§ Provided records
= = = = =

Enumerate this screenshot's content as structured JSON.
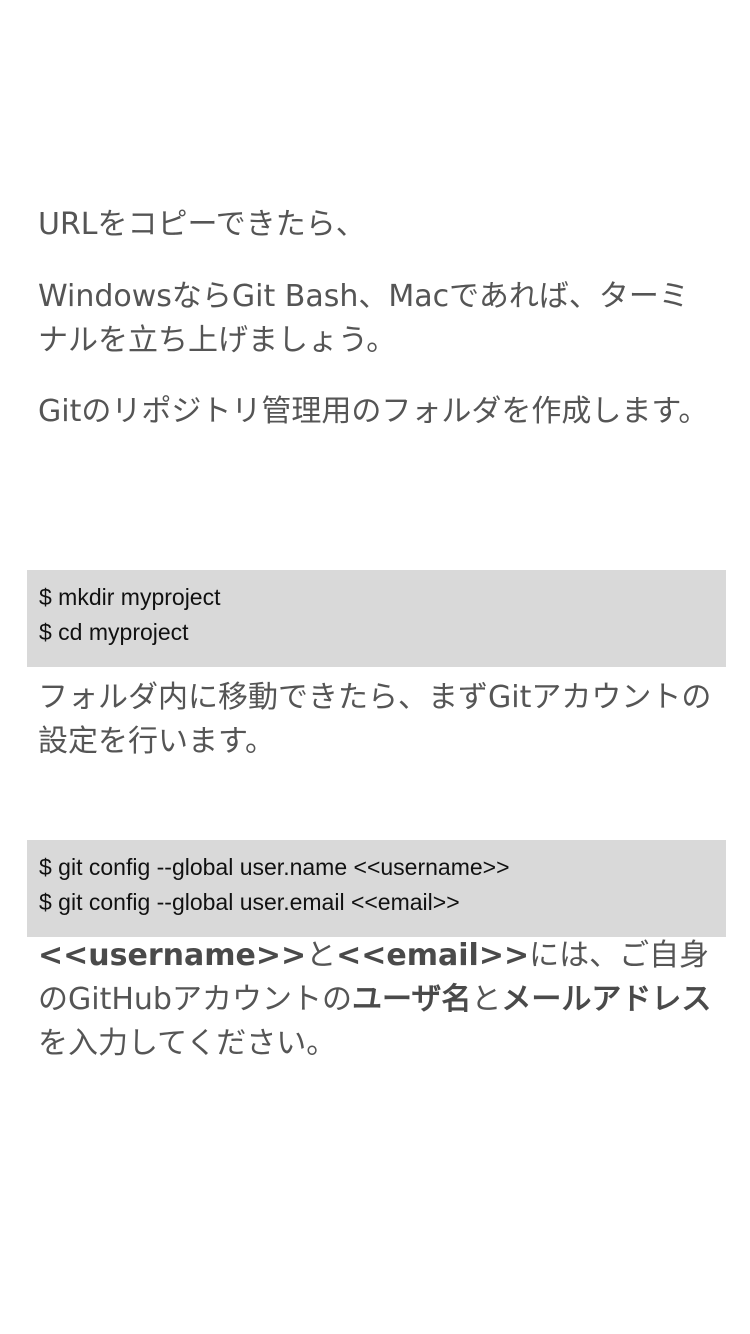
{
  "intro": {
    "line1": "URLをコピーできたら、",
    "line2": "WindowsならGit Bash、Macであれば、ターミナルを立ち上げましょう。",
    "line3": "Gitのリポジトリ管理用のフォルダを作成します。"
  },
  "code_mkdir": {
    "lines": [
      "$ mkdir myproject",
      "$ cd myproject"
    ]
  },
  "middle": {
    "text": "フォルダ内に移動できたら、まずGitアカウントの設定を行います。"
  },
  "code_config": {
    "lines": [
      "$ git config --global user.name <<username>>",
      "$ git config --global user.email <<email>>"
    ]
  },
  "closing": {
    "bold1": "<<username>>",
    "text1": "と",
    "bold2": "<<email>>",
    "text2": "には、ご自身のGitHubアカウントの",
    "bold3": "ユーザ名",
    "text3": "と",
    "bold4": "メールアドレス",
    "text4": "を入力してください。"
  }
}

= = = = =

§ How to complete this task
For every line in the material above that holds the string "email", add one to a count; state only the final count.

§ Answer below
2